I had a problem at work recently where a record was getting updated, and no one knew where or what was updating the record. Our team discussed the best way to try to figure out what was happening. The situation was if a record would be updated to active and within a ten-minute window, the record would be set back to inactive. The system allows ad-hoc statements to run against and since it was to only a certain table, I suggested we set up a SQL Audit to track UPDATEs to the table. The code for this is fairly simple, but since most of my colleagues don’t have exposure to SQL Audit, I figured a blog post would benefit others.
So, in this case, we are creating a Server SQL Audit that will write to D:\SQL Audit, so make sure that path exists. Then a Database Server Audit Specification to track any UPDATEs that happen to the table. Now, keep in mind I choose the method over running a server-side Trace or Extended Events because I knew it would capture everything without me having to worry about setting up anything else put these commands. An important part of this is where I specify “public”. That tells the audit to capture anybody that is updating the table. If you want to look for a certain user or even maybe someone part of a role, you could specify that instead.

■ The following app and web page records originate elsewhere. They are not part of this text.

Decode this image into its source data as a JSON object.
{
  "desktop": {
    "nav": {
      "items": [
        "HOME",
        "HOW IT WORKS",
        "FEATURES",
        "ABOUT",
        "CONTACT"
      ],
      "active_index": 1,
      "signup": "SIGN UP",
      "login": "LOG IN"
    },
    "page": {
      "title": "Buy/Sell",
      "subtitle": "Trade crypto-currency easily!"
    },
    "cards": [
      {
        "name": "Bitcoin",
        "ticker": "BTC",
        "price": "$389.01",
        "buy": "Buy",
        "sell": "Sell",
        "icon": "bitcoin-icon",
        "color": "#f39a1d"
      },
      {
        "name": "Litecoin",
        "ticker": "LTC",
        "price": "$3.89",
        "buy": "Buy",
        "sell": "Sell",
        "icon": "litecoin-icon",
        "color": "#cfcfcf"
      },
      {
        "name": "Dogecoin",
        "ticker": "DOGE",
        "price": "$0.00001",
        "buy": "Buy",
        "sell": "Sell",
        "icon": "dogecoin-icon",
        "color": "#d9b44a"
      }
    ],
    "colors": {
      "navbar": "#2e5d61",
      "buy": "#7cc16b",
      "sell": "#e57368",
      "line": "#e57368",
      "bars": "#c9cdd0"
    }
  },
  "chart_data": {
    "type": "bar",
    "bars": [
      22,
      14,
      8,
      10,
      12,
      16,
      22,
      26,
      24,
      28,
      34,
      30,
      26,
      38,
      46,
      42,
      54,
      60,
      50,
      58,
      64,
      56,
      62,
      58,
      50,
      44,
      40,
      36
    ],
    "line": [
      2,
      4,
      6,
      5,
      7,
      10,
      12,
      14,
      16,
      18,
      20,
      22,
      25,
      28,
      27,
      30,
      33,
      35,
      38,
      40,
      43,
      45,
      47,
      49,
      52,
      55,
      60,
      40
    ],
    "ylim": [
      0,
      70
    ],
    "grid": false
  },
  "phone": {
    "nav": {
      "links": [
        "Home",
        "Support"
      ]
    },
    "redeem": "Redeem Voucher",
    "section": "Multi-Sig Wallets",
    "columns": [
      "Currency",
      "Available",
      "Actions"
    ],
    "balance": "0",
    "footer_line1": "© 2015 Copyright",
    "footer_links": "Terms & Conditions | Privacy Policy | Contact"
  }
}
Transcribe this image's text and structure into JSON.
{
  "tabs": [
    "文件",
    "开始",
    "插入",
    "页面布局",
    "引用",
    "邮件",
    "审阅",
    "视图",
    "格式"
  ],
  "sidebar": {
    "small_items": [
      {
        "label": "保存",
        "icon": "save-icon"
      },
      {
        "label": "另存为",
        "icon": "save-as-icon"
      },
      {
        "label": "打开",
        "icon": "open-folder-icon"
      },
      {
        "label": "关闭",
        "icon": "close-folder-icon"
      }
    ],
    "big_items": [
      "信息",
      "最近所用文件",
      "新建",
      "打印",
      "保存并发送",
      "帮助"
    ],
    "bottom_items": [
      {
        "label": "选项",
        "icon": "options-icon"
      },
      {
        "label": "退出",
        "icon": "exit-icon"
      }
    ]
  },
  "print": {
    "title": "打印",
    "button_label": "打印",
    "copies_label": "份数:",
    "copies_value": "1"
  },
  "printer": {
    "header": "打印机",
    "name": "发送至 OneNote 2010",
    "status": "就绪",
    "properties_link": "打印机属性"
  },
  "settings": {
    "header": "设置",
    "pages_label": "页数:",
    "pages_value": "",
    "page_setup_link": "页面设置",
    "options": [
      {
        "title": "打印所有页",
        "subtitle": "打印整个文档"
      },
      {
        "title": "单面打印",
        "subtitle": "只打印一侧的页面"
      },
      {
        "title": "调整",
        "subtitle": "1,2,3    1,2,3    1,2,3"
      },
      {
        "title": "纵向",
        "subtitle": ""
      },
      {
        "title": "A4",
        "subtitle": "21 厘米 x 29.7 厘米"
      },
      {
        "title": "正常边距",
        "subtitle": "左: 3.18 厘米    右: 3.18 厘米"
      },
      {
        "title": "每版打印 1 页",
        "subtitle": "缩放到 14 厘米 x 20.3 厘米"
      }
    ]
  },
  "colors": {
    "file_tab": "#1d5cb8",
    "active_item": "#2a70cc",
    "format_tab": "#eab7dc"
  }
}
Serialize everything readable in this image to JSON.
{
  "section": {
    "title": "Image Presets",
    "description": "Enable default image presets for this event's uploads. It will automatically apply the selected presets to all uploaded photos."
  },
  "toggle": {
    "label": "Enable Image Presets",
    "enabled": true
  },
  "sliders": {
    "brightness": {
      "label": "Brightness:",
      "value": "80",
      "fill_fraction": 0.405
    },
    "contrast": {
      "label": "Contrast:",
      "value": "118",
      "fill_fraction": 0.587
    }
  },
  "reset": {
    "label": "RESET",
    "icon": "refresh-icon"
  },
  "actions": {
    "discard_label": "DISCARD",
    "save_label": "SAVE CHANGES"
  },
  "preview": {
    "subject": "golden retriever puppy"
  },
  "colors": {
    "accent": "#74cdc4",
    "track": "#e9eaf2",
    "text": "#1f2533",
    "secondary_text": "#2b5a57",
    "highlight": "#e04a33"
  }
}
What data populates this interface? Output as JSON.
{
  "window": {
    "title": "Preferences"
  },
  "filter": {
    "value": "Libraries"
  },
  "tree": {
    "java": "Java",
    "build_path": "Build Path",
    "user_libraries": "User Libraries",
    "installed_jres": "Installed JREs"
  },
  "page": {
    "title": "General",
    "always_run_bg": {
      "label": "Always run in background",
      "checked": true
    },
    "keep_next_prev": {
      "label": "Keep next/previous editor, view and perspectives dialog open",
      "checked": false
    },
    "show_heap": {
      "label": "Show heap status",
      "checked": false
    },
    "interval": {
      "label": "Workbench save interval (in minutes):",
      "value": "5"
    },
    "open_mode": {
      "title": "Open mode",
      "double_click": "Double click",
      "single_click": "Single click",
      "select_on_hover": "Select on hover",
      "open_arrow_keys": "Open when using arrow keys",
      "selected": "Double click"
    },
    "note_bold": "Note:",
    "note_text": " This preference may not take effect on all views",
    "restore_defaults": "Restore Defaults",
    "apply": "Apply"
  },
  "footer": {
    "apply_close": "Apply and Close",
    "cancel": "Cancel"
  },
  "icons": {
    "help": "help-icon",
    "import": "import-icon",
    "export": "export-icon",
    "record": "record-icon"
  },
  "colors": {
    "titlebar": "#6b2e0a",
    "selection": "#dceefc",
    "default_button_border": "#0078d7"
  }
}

Click through for the auditing script. I wish this type of information were a lot easier to get, especially for longer-term audits. I end up creating metadata columns (created/modified user, created/modified date) but that gives limited information and requires all calling code play along.